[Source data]
↓↓↓
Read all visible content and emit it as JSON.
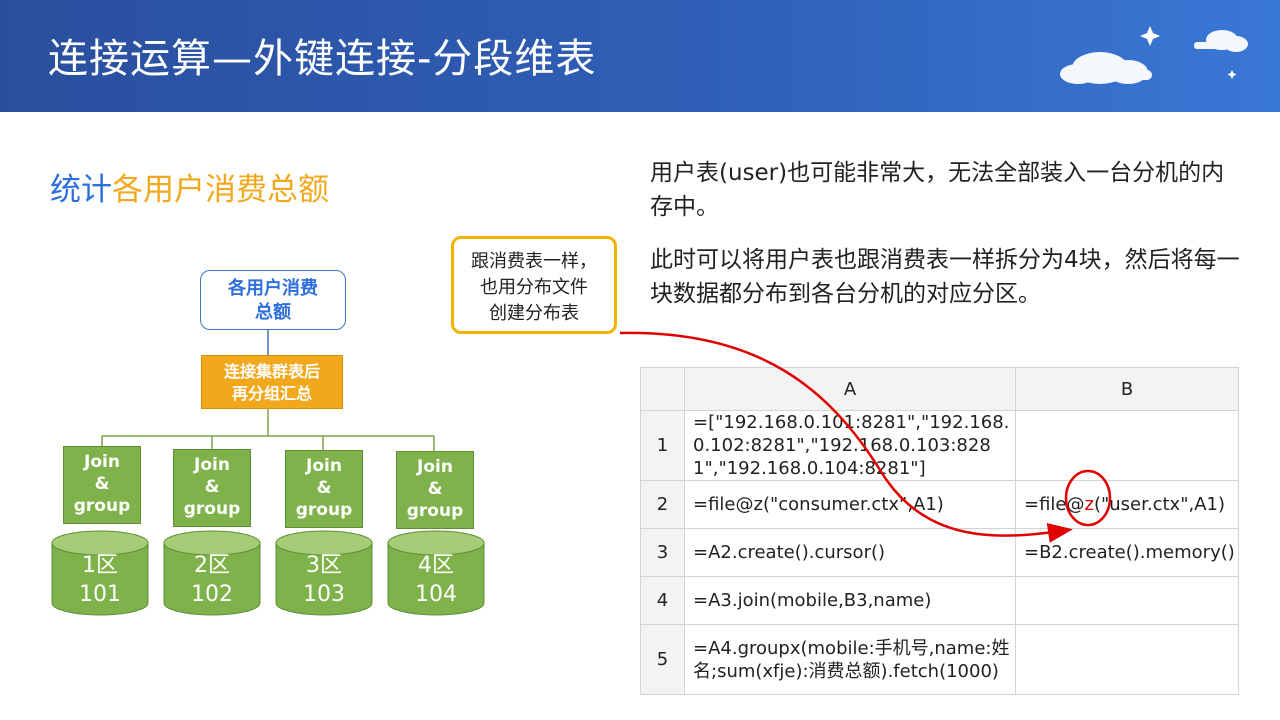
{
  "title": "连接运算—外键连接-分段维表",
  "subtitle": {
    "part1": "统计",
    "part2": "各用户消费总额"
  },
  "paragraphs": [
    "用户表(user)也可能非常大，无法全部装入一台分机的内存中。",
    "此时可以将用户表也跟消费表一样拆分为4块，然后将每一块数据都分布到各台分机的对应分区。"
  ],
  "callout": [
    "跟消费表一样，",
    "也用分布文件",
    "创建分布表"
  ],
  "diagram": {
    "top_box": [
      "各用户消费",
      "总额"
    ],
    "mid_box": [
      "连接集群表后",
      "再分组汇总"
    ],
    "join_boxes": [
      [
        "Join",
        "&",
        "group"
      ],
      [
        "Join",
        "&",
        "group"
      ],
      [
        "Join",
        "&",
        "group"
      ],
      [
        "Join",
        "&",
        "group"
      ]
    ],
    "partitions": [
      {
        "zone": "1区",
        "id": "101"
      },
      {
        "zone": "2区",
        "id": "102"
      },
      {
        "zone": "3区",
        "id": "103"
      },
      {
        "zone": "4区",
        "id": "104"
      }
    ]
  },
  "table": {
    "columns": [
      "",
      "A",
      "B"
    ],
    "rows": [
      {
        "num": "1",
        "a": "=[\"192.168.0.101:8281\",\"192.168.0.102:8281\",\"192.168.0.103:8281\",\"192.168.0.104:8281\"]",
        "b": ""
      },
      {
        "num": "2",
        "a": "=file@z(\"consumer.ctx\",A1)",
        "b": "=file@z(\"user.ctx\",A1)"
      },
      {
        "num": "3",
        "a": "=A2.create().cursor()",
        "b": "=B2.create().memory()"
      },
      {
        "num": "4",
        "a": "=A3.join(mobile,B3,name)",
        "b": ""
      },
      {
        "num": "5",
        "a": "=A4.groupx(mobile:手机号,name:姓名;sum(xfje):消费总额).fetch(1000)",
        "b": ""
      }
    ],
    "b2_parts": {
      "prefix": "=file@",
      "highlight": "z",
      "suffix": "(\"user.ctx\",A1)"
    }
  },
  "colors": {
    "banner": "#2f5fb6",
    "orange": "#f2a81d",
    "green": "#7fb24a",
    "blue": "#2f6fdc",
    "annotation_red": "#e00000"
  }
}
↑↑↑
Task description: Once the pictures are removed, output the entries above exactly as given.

Answer below:
Read all visible content and emit it as JSON.
{
  "title": "连接运算—外键连接-分段维表",
  "subtitle": {
    "part1": "统计",
    "part2": "各用户消费总额"
  },
  "paragraphs": [
    "用户表(user)也可能非常大，无法全部装入一台分机的内存中。",
    "此时可以将用户表也跟消费表一样拆分为4块，然后将每一块数据都分布到各台分机的对应分区。"
  ],
  "callout": [
    "跟消费表一样，",
    "也用分布文件",
    "创建分布表"
  ],
  "diagram": {
    "top_box": [
      "各用户消费",
      "总额"
    ],
    "mid_box": [
      "连接集群表后",
      "再分组汇总"
    ],
    "join_boxes": [
      [
        "Join",
        "&",
        "group"
      ],
      [
        "Join",
        "&",
        "group"
      ],
      [
        "Join",
        "&",
        "group"
      ],
      [
        "Join",
        "&",
        "group"
      ]
    ],
    "partitions": [
      {
        "zone": "1区",
        "id": "101"
      },
      {
        "zone": "2区",
        "id": "102"
      },
      {
        "zone": "3区",
        "id": "103"
      },
      {
        "zone": "4区",
        "id": "104"
      }
    ]
  },
  "table": {
    "columns": [
      "",
      "A",
      "B"
    ],
    "rows": [
      {
        "num": "1",
        "a": "=[\"192.168.0.101:8281\",\"192.168.0.102:8281\",\"192.168.0.103:8281\",\"192.168.0.104:8281\"]",
        "b": ""
      },
      {
        "num": "2",
        "a": "=file@z(\"consumer.ctx\",A1)",
        "b": "=file@z(\"user.ctx\",A1)"
      },
      {
        "num": "3",
        "a": "=A2.create().cursor()",
        "b": "=B2.create().memory()"
      },
      {
        "num": "4",
        "a": "=A3.join(mobile,B3,name)",
        "b": ""
      },
      {
        "num": "5",
        "a": "=A4.groupx(mobile:手机号,name:姓名;sum(xfje):消费总额).fetch(1000)",
        "b": ""
      }
    ],
    "b2_parts": {
      "prefix": "=file@",
      "highlight": "z",
      "suffix": "(\"user.ctx\",A1)"
    }
  },
  "colors": {
    "banner": "#2f5fb6",
    "orange": "#f2a81d",
    "green": "#7fb24a",
    "blue": "#2f6fdc",
    "annotation_red": "#e00000"
  }
}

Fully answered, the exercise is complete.